Problem to solve
Determine the number of lines in the listing below that hold the word "Information". Write the number alone.

== Segment start ==

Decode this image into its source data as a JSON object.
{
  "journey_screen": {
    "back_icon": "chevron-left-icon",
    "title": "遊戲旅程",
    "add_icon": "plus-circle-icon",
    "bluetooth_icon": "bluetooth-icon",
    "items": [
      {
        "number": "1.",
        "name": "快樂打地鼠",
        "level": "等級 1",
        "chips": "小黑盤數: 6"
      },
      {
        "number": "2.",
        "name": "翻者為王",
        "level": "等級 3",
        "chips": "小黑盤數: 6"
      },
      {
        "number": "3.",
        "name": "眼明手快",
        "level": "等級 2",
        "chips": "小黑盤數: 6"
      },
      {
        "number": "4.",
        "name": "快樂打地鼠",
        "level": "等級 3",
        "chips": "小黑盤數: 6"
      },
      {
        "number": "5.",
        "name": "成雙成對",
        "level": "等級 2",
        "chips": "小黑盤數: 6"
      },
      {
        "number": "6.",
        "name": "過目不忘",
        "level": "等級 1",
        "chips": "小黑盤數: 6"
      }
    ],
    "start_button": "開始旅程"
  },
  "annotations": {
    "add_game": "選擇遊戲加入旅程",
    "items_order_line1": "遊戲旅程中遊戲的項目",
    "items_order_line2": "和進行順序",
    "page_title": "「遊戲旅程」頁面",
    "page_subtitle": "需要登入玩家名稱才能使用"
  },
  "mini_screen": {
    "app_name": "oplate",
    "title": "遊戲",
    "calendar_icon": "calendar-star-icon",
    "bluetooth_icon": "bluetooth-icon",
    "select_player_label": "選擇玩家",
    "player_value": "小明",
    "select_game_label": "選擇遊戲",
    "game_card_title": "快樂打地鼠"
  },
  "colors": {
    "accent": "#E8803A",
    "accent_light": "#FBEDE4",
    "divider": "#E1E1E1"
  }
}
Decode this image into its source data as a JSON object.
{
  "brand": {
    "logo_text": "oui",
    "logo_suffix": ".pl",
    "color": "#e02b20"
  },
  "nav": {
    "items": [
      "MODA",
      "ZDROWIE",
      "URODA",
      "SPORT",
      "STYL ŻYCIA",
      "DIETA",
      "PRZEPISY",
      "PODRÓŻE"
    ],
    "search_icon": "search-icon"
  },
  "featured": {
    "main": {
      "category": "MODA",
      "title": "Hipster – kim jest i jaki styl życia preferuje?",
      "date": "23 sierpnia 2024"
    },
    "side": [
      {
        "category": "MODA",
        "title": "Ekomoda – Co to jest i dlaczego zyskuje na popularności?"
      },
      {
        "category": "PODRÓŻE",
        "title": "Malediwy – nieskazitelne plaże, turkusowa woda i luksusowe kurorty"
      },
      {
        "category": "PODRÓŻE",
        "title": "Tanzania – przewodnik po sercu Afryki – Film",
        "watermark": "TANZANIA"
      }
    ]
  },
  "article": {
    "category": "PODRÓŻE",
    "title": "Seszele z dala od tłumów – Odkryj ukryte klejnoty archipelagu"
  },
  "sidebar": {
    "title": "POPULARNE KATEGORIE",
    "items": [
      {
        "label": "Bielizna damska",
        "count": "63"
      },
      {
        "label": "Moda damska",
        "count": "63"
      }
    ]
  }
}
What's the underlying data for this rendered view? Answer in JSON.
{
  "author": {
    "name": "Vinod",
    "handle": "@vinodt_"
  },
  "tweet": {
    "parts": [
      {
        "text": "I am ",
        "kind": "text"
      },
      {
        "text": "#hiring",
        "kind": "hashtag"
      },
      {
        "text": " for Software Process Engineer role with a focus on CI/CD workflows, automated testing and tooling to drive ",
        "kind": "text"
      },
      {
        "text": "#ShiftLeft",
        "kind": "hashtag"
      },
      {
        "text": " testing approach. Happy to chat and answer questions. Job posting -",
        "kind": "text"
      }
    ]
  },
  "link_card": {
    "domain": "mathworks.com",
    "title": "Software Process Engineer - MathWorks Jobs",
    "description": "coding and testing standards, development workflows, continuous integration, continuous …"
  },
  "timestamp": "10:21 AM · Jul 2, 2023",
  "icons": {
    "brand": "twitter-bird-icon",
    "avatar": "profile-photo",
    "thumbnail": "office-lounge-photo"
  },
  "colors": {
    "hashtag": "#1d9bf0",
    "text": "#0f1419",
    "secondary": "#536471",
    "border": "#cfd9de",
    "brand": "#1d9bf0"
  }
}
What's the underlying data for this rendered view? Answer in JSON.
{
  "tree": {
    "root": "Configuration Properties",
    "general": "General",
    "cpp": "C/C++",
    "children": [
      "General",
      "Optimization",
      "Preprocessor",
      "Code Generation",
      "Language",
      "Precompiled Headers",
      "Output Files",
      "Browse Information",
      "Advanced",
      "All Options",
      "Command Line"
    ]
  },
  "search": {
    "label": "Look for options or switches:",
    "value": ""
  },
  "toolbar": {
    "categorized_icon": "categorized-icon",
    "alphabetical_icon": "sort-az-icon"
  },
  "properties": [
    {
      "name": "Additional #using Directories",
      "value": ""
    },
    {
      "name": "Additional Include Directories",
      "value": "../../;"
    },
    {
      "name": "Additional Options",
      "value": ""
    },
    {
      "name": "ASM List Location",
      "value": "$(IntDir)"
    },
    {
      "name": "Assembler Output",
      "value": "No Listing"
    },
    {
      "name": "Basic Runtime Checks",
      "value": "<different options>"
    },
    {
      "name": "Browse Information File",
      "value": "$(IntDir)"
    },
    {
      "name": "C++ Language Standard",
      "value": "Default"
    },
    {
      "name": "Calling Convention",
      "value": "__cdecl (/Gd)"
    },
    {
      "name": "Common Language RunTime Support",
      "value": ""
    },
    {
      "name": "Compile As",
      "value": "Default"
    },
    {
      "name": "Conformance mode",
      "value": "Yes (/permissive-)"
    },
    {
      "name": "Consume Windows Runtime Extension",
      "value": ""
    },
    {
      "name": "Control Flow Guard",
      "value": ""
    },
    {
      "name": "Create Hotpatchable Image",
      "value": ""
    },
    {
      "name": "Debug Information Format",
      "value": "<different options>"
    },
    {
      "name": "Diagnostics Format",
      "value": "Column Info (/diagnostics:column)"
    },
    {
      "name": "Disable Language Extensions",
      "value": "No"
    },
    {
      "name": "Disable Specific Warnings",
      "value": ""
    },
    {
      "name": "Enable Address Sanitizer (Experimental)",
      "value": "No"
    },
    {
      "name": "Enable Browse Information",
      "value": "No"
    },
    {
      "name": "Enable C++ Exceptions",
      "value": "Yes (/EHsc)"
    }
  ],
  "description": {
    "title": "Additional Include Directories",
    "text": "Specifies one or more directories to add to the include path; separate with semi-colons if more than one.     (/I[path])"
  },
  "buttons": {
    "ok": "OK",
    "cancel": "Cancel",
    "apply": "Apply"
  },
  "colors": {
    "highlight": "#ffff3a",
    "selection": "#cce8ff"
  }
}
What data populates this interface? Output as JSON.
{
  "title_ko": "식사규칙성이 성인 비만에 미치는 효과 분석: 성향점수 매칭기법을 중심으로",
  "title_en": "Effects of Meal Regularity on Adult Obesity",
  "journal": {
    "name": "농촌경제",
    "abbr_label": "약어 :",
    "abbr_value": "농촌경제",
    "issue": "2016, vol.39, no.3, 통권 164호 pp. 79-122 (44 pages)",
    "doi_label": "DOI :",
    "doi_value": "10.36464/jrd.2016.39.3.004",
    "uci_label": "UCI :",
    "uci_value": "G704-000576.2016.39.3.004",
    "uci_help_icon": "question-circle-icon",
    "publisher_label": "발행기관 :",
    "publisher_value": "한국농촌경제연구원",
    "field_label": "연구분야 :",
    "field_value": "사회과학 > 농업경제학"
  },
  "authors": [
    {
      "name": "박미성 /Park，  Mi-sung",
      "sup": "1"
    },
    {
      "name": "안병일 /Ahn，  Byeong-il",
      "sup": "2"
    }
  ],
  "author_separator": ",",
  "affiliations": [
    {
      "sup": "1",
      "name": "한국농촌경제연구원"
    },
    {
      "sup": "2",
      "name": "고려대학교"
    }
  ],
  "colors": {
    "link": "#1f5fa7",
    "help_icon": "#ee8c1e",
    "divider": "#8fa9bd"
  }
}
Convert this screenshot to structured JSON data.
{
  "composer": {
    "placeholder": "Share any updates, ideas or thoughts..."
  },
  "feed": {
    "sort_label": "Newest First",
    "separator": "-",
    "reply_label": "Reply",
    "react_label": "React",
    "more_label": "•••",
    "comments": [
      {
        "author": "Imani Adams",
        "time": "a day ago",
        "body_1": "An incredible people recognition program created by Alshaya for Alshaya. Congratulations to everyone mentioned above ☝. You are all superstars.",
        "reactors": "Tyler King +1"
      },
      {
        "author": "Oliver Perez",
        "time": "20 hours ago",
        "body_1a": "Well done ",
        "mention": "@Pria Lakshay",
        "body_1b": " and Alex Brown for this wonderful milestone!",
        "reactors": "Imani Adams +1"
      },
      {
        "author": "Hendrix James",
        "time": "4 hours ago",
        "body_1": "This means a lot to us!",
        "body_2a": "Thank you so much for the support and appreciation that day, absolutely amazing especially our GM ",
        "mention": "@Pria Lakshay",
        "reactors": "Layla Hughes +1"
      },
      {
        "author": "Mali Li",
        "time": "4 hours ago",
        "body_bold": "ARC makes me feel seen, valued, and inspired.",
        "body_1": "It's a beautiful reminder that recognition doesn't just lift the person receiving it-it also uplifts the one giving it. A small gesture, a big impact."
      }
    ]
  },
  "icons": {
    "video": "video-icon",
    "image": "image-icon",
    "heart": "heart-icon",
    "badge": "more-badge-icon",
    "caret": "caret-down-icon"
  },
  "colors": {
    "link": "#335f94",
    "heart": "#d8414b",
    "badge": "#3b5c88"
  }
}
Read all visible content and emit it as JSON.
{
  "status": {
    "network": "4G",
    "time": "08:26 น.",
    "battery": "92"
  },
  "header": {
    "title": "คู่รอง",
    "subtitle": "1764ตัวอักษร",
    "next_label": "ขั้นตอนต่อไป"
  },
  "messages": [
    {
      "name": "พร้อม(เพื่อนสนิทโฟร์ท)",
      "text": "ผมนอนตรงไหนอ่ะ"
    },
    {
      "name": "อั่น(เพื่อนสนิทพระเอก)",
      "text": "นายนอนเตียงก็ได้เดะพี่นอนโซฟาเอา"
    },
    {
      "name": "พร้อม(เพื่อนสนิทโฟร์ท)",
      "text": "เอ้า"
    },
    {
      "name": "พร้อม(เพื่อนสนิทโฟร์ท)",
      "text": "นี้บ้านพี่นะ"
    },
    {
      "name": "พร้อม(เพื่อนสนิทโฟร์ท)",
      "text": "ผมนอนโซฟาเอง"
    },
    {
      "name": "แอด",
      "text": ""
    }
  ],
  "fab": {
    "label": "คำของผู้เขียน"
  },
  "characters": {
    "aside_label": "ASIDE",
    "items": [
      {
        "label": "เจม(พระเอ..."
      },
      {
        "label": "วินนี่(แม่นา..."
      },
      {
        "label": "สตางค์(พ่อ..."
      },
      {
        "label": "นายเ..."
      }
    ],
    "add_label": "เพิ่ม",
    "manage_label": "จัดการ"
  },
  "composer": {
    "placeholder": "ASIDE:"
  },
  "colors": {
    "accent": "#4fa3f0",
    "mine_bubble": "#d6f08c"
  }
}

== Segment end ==

Response to this task
4